TASK ITEM: Write out every line below again exactly as it stands, skipping each image.

(Records contained in a dataset)
-- Opening Marker --
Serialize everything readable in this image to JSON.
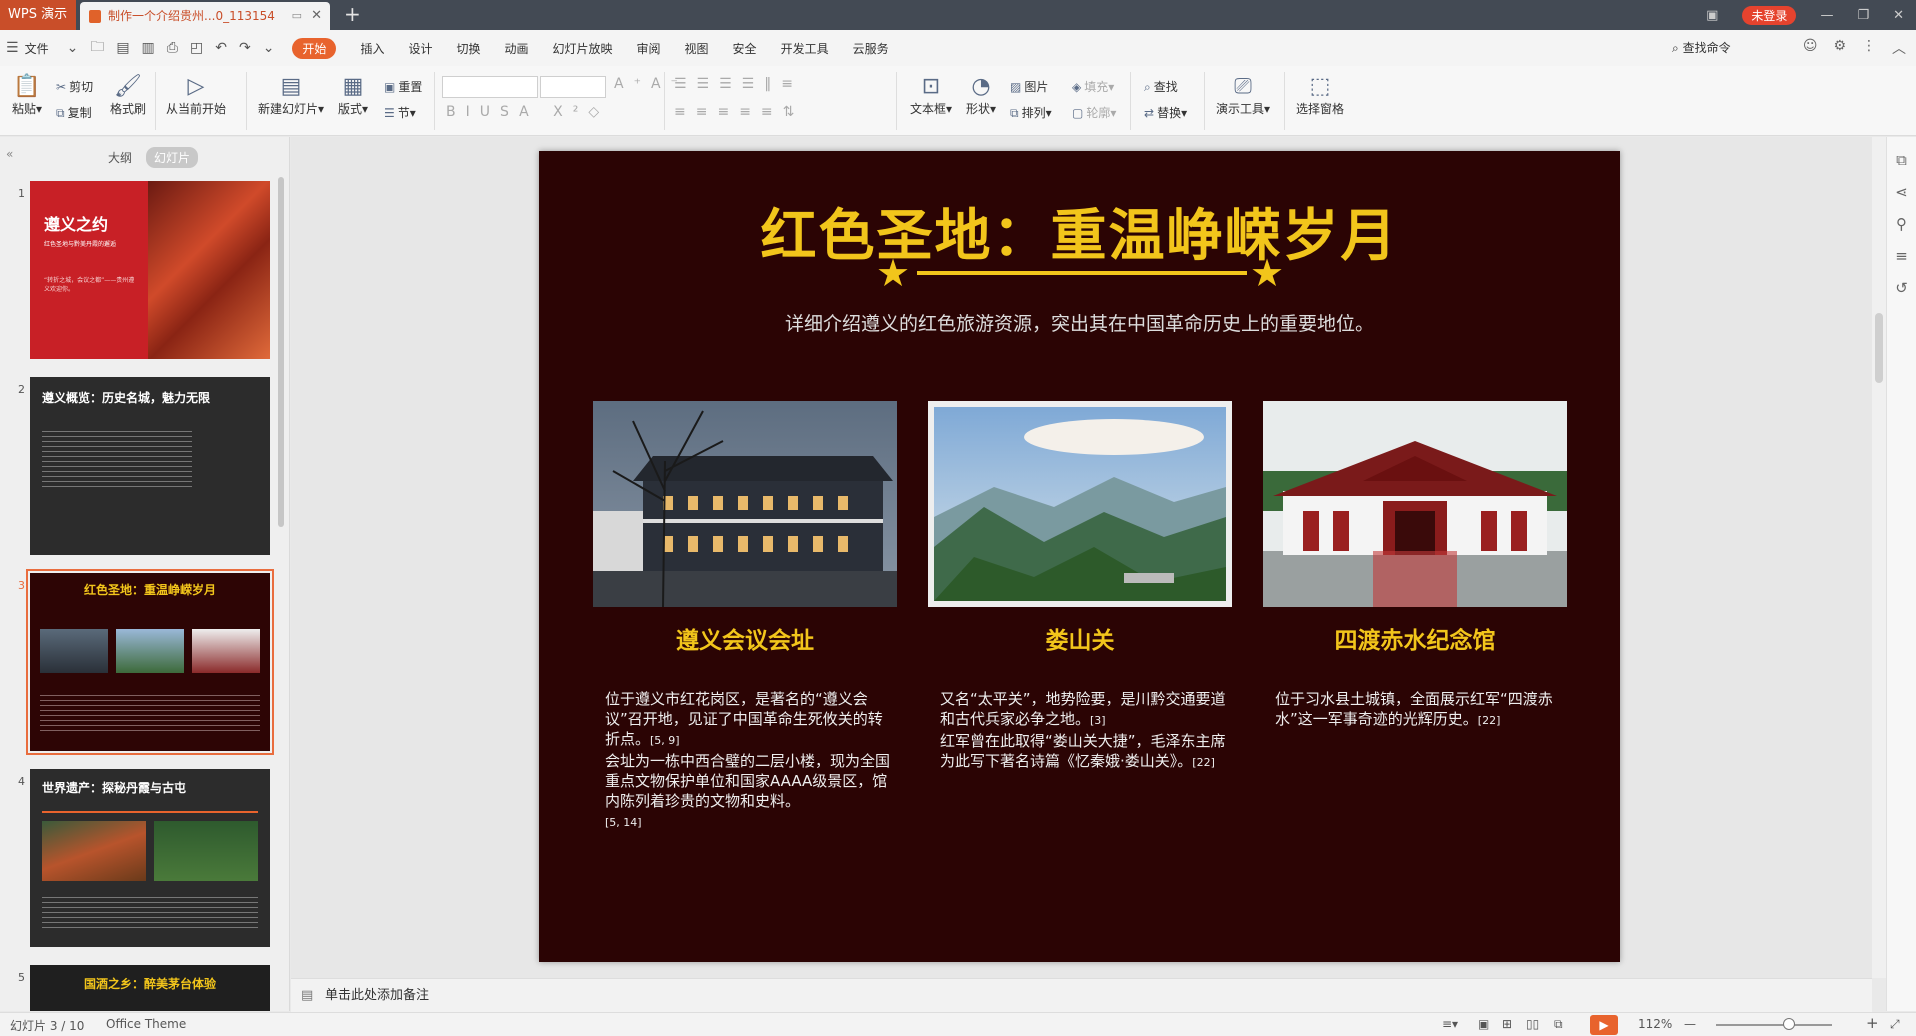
{
  "titlebar": {
    "app_name": "WPS 演示",
    "doc_tab": "制作一个介绍贵州...0_113154",
    "login": "未登录"
  },
  "menu": {
    "file": "文件",
    "tabs": [
      "开始",
      "插入",
      "设计",
      "切换",
      "动画",
      "幻灯片放映",
      "审阅",
      "视图",
      "安全",
      "开发工具",
      "云服务"
    ],
    "search_cmd": "查找命令"
  },
  "ribbon": {
    "paste": "粘贴",
    "cut": "剪切",
    "copy": "复制",
    "format_painter": "格式刷",
    "from_current": "从当前开始",
    "new_slide": "新建幻灯片",
    "layout": "版式",
    "reset": "重置",
    "section": "节",
    "textbox": "文本框",
    "shape": "形状",
    "picture": "图片",
    "arrange": "排列",
    "fill": "填充",
    "outline": "轮廓",
    "find": "查找",
    "replace": "替换",
    "present_tools": "演示工具",
    "select_pane": "选择窗格"
  },
  "left_pane": {
    "tab_outline": "大纲",
    "tab_slides": "幻灯片",
    "thumbs": [
      {
        "num": "1",
        "title": "遵义之约",
        "sub": "红色圣地与黔美丹霞的邂逅",
        "body": "“转折之城，会议之都”——贵州遵义欢迎你。"
      },
      {
        "num": "2",
        "title": "遵义概览：历史名城，魅力无限"
      },
      {
        "num": "3",
        "title": "红色圣地：重温峥嵘岁月"
      },
      {
        "num": "4",
        "title": "世界遗产：探秘丹霞与古屯"
      },
      {
        "num": "5",
        "title": "国酒之乡：醉美茅台体验"
      }
    ]
  },
  "slide": {
    "title": "红色圣地：重温峥嵘岁月",
    "subtitle": "详细介绍遵义的红色旅游资源，突出其在中国革命历史上的重要地位。",
    "cards": [
      {
        "title": "遵义会议会址",
        "body1": "位于遵义市红花岗区，是著名的“遵义会议”召开地，见证了中国革命生死攸关的转折点。",
        "ref1": "[5, 9]",
        "body2": "会址为一栋中西合璧的二层小楼，现为全国重点文物保护单位和国家AAAA级景区，馆内陈列着珍贵的文物和史料。",
        "ref2": "[5, 14]"
      },
      {
        "title": "娄山关",
        "body1": "又名“太平关”，地势险要，是川黔交通要道和古代兵家必争之地。",
        "ref1": "[3]",
        "body2": "红军曾在此取得“娄山关大捷”，毛泽东主席为此写下著名诗篇《忆秦娥·娄山关》。",
        "ref2": "[22]"
      },
      {
        "title": "四渡赤水纪念馆",
        "body1": "位于习水县土城镇，全面展示红军“四渡赤水”这一军事奇迹的光辉历史。",
        "ref1": "[22]"
      }
    ]
  },
  "notes_placeholder": "单击此处添加备注",
  "status": {
    "slide_count": "幻灯片 3 / 10",
    "theme": "Office Theme",
    "zoom": "112%"
  },
  "colors": {
    "accent": "#e8632d",
    "slide_bg": "#2b0404",
    "gold": "#f2c51b"
  }
}
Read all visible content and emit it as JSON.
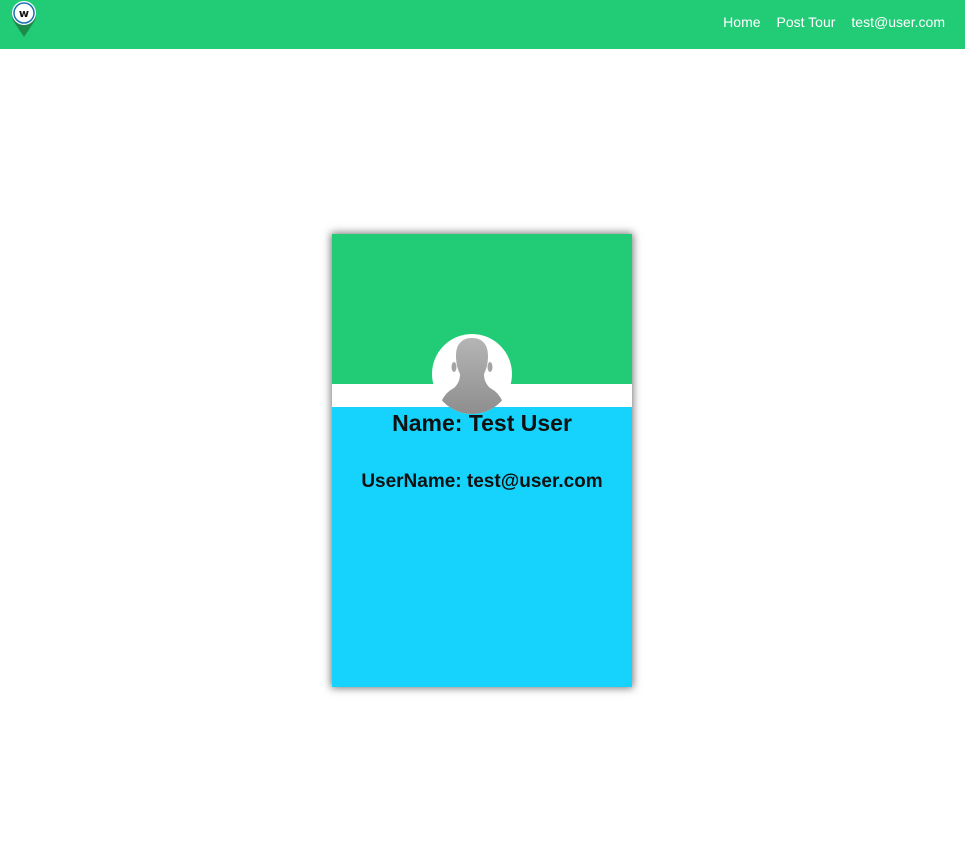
{
  "nav": {
    "links": [
      {
        "label": "Home"
      },
      {
        "label": "Post Tour"
      },
      {
        "label": "test@user.com"
      }
    ]
  },
  "profile": {
    "name_line": "Name: Test User",
    "username_line": "UserName: test@user.com"
  },
  "colors": {
    "navbar": "#22cc77",
    "card_top": "#22cc77",
    "card_bottom": "#15d3fc"
  },
  "icons": {
    "logo": "map-pin-logo-icon",
    "avatar": "default-user-silhouette-icon"
  }
}
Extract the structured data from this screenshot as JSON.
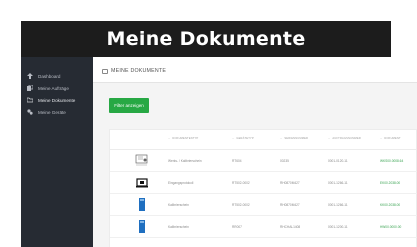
{
  "banner": {
    "title": "Meine Dokumente"
  },
  "sidebar": {
    "items": [
      {
        "label": "Dashboard",
        "icon": "dashboard-icon"
      },
      {
        "label": "Meine Aufträge",
        "icon": "orders-icon"
      },
      {
        "label": "Meine Dokumente",
        "icon": "documents-icon"
      },
      {
        "label": "Meine Geräte",
        "icon": "devices-icon"
      }
    ]
  },
  "header": {
    "page_title": "MEINE DOKUMENTE"
  },
  "filter_button": {
    "label": "Filter anzeigen"
  },
  "table": {
    "columns": [
      "DOKUMENTENTYP",
      "GERÄTETYP",
      "SERIENNUMMER",
      "AUFTRAGSNUMMER",
      "DOKUMENT"
    ],
    "rows": [
      {
        "type": "Werks- / Kalibrierschein",
        "device": "RT604",
        "serial": "00235",
        "order": "0001-0120-11",
        "document": "WKS00.0008.64",
        "thumb": "certificate"
      },
      {
        "type": "Eingangsprotokoll",
        "device": "RT502-0002",
        "serial": "RH0870M427",
        "order": "0001-1266-11",
        "document": "EK00.2038.00",
        "thumb": "device-photo"
      },
      {
        "type": "Kalibrierschein",
        "device": "RT502-0002",
        "serial": "RH0870M427",
        "order": "0001-1266-11",
        "document": "KK00.2038.00",
        "thumb": "blue-doc"
      },
      {
        "type": "Kalibrierschein",
        "device": "RR007",
        "serial": "RHCHAL1408",
        "order": "0001-1200-11",
        "document": "HW00.0000.00",
        "thumb": "blue-doc"
      }
    ]
  },
  "colors": {
    "sidebar": "#262b33",
    "accent": "#27a844",
    "banner": "#1c1c1c"
  }
}
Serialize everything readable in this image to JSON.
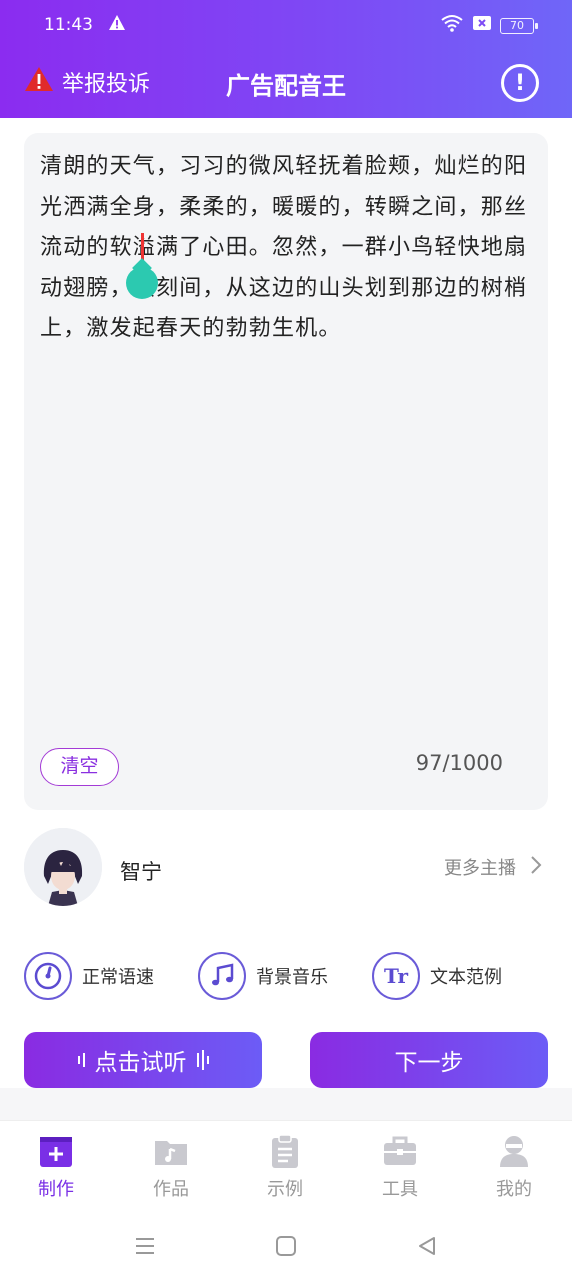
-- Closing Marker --
ANSWER TO THIS EXERCISE:
Serialize everything readable in this image to JSON.
{
  "titlebar": {
    "app_name": "WPS 演示",
    "doc_tab": "制作一个介绍贵州...0_113154",
    "login": "未登录"
  },
  "menu": {
    "file": "文件",
    "tabs": [
      "开始",
      "插入",
      "设计",
      "切换",
      "动画",
      "幻灯片放映",
      "审阅",
      "视图",
      "安全",
      "开发工具",
      "云服务"
    ],
    "search_cmd": "查找命令"
  },
  "ribbon": {
    "paste": "粘贴",
    "cut": "剪切",
    "copy": "复制",
    "format_painter": "格式刷",
    "from_current": "从当前开始",
    "new_slide": "新建幻灯片",
    "layout": "版式",
    "reset": "重置",
    "section": "节",
    "textbox": "文本框",
    "shape": "形状",
    "picture": "图片",
    "arrange": "排列",
    "fill": "填充",
    "outline": "轮廓",
    "find": "查找",
    "replace": "替换",
    "present_tools": "演示工具",
    "select_pane": "选择窗格"
  },
  "left_pane": {
    "tab_outline": "大纲",
    "tab_slides": "幻灯片",
    "thumbs": [
      {
        "num": "1",
        "title": "遵义之约",
        "sub": "红色圣地与黔美丹霞的邂逅",
        "body": "“转折之城，会议之都”——贵州遵义欢迎你。"
      },
      {
        "num": "2",
        "title": "遵义概览：历史名城，魅力无限"
      },
      {
        "num": "3",
        "title": "红色圣地：重温峥嵘岁月"
      },
      {
        "num": "4",
        "title": "世界遗产：探秘丹霞与古屯"
      },
      {
        "num": "5",
        "title": "国酒之乡：醉美茅台体验"
      }
    ]
  },
  "slide": {
    "title": "红色圣地：重温峥嵘岁月",
    "subtitle": "详细介绍遵义的红色旅游资源，突出其在中国革命历史上的重要地位。",
    "cards": [
      {
        "title": "遵义会议会址",
        "body1": "位于遵义市红花岗区，是著名的“遵义会议”召开地，见证了中国革命生死攸关的转折点。",
        "ref1": "[5, 9]",
        "body2": "会址为一栋中西合璧的二层小楼，现为全国重点文物保护单位和国家AAAA级景区，馆内陈列着珍贵的文物和史料。",
        "ref2": "[5, 14]"
      },
      {
        "title": "娄山关",
        "body1": "又名“太平关”，地势险要，是川黔交通要道和古代兵家必争之地。",
        "ref1": "[3]",
        "body2": "红军曾在此取得“娄山关大捷”，毛泽东主席为此写下著名诗篇《忆秦娥·娄山关》。",
        "ref2": "[22]"
      },
      {
        "title": "四渡赤水纪念馆",
        "body1": "位于习水县土城镇，全面展示红军“四渡赤水”这一军事奇迹的光辉历史。",
        "ref1": "[22]"
      }
    ]
  },
  "notes_placeholder": "单击此处添加备注",
  "status": {
    "slide_count": "幻灯片 3 / 10",
    "theme": "Office Theme",
    "zoom": "112%"
  },
  "colors": {
    "accent": "#e8632d",
    "slide_bg": "#2b0404",
    "gold": "#f2c51b"
  }
}
Read all visible content and emit it as JSON.
{
  "nav": {
    "links": [
      {
        "label": "Home"
      },
      {
        "label": "Post Tour"
      },
      {
        "label": "test@user.com"
      }
    ]
  },
  "profile": {
    "name_line": "Name: Test User",
    "username_line": "UserName: test@user.com"
  },
  "colors": {
    "navbar": "#22cc77",
    "card_top": "#22cc77",
    "card_bottom": "#15d3fc"
  },
  "icons": {
    "logo": "map-pin-logo-icon",
    "avatar": "default-user-silhouette-icon"
  }
}
Extract the structured data from this screenshot as JSON.
{
  "banner": {
    "title": "Meine Dokumente"
  },
  "sidebar": {
    "items": [
      {
        "label": "Dashboard",
        "icon": "dashboard-icon"
      },
      {
        "label": "Meine Aufträge",
        "icon": "orders-icon"
      },
      {
        "label": "Meine Dokumente",
        "icon": "documents-icon"
      },
      {
        "label": "Meine Geräte",
        "icon": "devices-icon"
      }
    ]
  },
  "header": {
    "page_title": "MEINE DOKUMENTE"
  },
  "filter_button": {
    "label": "Filter anzeigen"
  },
  "table": {
    "columns": [
      "DOKUMENTENTYP",
      "GERÄTETYP",
      "SERIENNUMMER",
      "AUFTRAGSNUMMER",
      "DOKUMENT"
    ],
    "rows": [
      {
        "type": "Werks- / Kalibrierschein",
        "device": "RT604",
        "serial": "00235",
        "order": "0001-0120-11",
        "document": "WKS00.0008.64",
        "thumb": "certificate"
      },
      {
        "type": "Eingangsprotokoll",
        "device": "RT502-0002",
        "serial": "RH0870M427",
        "order": "0001-1266-11",
        "document": "EK00.2038.00",
        "thumb": "device-photo"
      },
      {
        "type": "Kalibrierschein",
        "device": "RT502-0002",
        "serial": "RH0870M427",
        "order": "0001-1266-11",
        "document": "KK00.2038.00",
        "thumb": "blue-doc"
      },
      {
        "type": "Kalibrierschein",
        "device": "RR007",
        "serial": "RHCHAL1408",
        "order": "0001-1200-11",
        "document": "HW00.0000.00",
        "thumb": "blue-doc"
      }
    ]
  },
  "colors": {
    "sidebar": "#262b33",
    "accent": "#27a844",
    "banner": "#1c1c1c"
  }
}
Serialize everything readable in this image to JSON.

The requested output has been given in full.